Whether anti-government protestors like it or not (they don't), the Thai government's vowed to go ahead with elections set for this coming Sunday, Feb. 2, while America watches the Superbowl. The go-ahead order by Yingluck Shinawatra's administration is likely to set the stage for further violence by the rebels, who would prefer her allegedly corrupt government to simply step down so they could put in place their own "people's council," sans elections. "We have to press ahead with the February 2nd election," Interior Minister Jarupong Ruangsuwa said. "A postponement would be futile and would only give independent organisations more time to target the government."
The decision to continue with elections was made by Yingluck and her election commission members, who were previously in doubt that the elections would go ahead at all — and, in fact, all five of them went to the meeting to convince Yingluck that the date should be pushed back due to continuing instability. "We fear that there will be clashes on election day," election official Somchai Srisutthiyakorn said. "As election officials, it is our job to make sure elections are successful, but we also need to make sure the country is peaceful enough to hold the election. We don't want it to be bloody."

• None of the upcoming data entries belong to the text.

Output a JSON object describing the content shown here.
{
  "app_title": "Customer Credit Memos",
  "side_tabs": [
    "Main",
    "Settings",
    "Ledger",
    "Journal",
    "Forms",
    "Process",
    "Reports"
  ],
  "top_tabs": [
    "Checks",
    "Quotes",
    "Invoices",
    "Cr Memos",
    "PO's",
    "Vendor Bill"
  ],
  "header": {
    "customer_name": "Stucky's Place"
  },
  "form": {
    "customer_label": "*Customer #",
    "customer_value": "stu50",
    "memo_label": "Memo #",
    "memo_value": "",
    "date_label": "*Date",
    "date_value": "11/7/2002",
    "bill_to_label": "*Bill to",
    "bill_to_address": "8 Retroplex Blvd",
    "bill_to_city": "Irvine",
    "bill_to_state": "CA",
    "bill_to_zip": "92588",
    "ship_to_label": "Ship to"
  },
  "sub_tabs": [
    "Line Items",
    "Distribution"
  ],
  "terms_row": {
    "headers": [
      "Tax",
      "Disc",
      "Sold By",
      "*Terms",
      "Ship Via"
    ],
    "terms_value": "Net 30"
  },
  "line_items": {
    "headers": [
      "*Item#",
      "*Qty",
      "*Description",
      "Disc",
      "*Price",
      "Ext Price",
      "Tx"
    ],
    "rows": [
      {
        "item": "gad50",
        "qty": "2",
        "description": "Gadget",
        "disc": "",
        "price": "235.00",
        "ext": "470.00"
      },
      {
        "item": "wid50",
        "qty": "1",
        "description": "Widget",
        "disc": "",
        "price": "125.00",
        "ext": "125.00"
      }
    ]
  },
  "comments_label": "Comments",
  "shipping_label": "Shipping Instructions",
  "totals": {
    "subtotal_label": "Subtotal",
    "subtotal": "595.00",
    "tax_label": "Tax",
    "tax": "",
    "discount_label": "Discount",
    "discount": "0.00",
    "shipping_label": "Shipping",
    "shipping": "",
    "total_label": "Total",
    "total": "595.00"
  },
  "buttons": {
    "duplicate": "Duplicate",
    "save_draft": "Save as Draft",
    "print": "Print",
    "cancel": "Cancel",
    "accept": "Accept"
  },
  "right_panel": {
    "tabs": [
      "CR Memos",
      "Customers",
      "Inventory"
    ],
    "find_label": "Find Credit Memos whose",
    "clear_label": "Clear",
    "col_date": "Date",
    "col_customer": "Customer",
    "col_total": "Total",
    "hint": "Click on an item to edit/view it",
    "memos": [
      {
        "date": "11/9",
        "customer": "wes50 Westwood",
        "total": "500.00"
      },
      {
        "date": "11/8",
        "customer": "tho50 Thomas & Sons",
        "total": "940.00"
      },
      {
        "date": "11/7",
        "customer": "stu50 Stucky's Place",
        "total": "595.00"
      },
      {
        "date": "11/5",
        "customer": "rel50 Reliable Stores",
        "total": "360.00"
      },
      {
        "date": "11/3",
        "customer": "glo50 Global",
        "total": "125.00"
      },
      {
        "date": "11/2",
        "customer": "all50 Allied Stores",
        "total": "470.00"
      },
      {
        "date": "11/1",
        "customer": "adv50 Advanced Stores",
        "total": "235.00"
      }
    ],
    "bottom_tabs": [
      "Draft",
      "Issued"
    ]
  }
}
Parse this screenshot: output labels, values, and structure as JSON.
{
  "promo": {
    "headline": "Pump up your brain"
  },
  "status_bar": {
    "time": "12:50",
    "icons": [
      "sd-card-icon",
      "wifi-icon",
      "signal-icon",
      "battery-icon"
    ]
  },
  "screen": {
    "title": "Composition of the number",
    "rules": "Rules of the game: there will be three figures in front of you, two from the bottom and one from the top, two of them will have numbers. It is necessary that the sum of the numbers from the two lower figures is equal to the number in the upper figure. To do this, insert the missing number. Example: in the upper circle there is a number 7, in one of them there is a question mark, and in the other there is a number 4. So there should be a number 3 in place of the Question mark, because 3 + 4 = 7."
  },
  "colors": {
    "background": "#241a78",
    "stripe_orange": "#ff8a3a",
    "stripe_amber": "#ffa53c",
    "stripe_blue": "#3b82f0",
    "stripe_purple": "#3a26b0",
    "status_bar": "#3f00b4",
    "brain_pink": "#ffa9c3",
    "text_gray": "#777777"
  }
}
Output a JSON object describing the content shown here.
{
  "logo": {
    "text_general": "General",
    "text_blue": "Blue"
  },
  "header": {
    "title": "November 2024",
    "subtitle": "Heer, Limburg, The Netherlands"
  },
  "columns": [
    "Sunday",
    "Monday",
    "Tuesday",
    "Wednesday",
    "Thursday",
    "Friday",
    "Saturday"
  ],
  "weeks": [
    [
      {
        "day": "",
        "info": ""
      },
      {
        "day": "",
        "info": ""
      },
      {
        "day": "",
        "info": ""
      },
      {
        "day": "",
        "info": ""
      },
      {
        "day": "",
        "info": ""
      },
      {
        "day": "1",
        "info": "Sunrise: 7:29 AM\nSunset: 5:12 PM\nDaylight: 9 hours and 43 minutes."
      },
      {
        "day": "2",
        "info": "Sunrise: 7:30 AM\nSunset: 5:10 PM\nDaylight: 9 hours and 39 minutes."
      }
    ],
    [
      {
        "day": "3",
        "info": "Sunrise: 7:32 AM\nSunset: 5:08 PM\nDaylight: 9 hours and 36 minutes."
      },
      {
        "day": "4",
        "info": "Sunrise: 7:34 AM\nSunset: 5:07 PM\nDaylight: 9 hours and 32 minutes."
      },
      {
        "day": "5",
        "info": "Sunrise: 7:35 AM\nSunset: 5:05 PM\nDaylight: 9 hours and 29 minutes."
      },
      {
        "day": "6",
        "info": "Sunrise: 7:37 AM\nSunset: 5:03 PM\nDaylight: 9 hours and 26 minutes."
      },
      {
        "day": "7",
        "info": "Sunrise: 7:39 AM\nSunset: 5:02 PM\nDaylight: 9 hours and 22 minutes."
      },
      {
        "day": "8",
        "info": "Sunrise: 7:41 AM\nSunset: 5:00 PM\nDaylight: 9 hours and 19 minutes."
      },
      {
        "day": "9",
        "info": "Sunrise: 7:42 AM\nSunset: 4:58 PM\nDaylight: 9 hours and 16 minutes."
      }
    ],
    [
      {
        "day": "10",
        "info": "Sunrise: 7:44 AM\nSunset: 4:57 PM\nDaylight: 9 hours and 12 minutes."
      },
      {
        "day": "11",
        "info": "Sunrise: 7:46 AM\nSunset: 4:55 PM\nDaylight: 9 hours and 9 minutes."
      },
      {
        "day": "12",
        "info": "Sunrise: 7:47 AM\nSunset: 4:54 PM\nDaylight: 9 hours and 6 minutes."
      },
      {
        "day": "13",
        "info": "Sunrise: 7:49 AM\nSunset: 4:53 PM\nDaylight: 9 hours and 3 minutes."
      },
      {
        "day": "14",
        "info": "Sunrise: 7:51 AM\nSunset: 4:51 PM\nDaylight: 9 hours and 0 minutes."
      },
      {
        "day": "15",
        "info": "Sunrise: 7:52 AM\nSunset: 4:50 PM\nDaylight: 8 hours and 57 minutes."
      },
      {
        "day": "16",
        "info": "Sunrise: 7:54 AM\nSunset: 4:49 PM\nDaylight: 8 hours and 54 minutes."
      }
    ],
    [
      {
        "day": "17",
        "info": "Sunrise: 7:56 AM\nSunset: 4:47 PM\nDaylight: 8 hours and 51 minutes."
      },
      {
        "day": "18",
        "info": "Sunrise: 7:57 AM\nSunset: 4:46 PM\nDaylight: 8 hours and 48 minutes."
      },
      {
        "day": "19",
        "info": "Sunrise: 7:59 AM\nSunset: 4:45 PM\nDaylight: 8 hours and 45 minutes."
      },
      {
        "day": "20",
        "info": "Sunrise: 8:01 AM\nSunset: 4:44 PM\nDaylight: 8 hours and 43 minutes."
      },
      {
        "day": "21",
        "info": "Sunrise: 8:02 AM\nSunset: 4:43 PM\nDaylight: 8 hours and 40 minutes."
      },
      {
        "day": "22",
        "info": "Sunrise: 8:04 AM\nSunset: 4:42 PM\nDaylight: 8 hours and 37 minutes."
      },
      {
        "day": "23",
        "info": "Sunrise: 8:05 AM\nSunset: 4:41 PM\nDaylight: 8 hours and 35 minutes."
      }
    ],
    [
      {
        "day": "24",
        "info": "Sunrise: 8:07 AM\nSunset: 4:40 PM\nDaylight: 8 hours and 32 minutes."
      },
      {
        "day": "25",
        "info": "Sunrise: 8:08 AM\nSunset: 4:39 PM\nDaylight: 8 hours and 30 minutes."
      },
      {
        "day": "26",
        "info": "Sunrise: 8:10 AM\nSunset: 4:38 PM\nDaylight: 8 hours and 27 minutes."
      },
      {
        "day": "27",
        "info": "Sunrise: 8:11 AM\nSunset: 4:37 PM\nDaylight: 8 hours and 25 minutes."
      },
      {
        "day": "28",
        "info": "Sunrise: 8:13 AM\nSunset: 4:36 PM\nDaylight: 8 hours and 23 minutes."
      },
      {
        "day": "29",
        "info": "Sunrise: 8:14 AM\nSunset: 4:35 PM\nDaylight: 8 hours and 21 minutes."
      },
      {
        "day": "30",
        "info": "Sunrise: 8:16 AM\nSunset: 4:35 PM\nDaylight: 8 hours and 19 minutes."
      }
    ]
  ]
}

Except it probably will be, because he major problem lies with the fact that Yingluck's party, Pheu Thai, will probably win again — something not likely to make the rebels happy. They say that the current government is controlled largely as a puppet state from afar by Yingluck's brother, ousted premier Thaksin Shinawatra.
Should the elections continue, it's been predicted that not only will riots escalate, but that the government could be paralyzed for up to six months, because the results of the election might not yield enough seats — thanks to disruption from rebels that has prevented some candidates from registering.
"The election result might not yield enough seats. It might take four to six months to convene parliament," said Somchai Srisutthiyakorn, an Election Commission official.